WHAT IS REQUIRED
Look through the records and report how many lines include the word "scene", with no other words.

(EXERCISE DATA begins)

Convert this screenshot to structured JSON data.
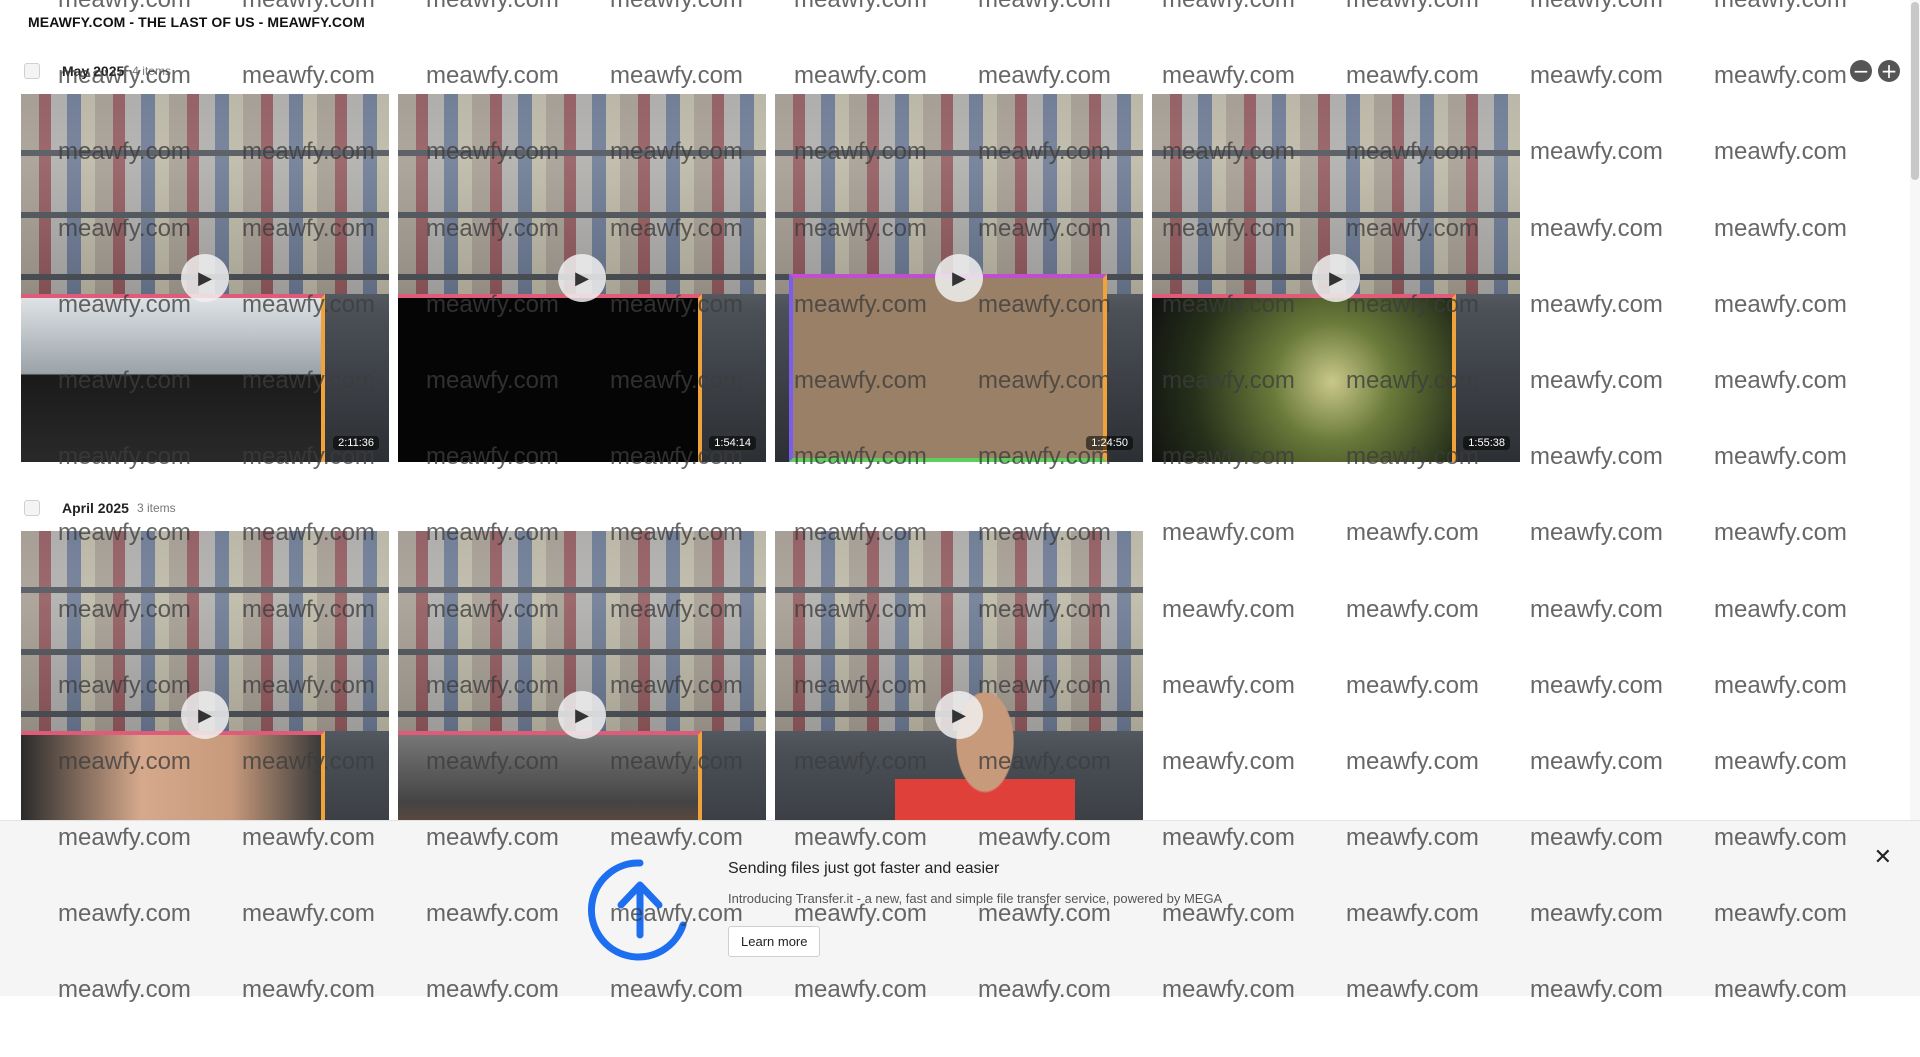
{
  "page": {
    "title": "MEAWFY.COM - THE LAST OF US - MEAWFY.COM"
  },
  "zoom": {
    "out_icon": "minus-circle-icon",
    "in_icon": "plus-circle-icon",
    "out_symbol": "−",
    "in_symbol": "+"
  },
  "sections": [
    {
      "title": "May 2025",
      "count": "4 items",
      "items": [
        {
          "duration": "2:11:36",
          "scene": "street"
        },
        {
          "duration": "1:54:14",
          "scene": "dark"
        },
        {
          "duration": "1:24:50",
          "scene": "paper"
        },
        {
          "duration": "1:55:38",
          "scene": "forest"
        }
      ]
    },
    {
      "title": "April 2025",
      "count": "3 items",
      "items": [
        {
          "duration": "",
          "scene": "face"
        },
        {
          "duration": "",
          "scene": "kid"
        },
        {
          "duration": "",
          "scene": "person"
        }
      ]
    }
  ],
  "banner": {
    "title": "Sending files just got faster and easier",
    "text": "Introducing Transfer.it - a new, fast and simple file transfer service, powered by MEGA",
    "button": "Learn more",
    "icon": "upload-arrow-icon",
    "close_icon": "close-icon",
    "close_symbol": "✕",
    "accent_color": "#1e6ff0"
  },
  "watermark": {
    "text": "meawfy.com"
  }
}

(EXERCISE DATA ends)

EXPECTED OUTPUT
7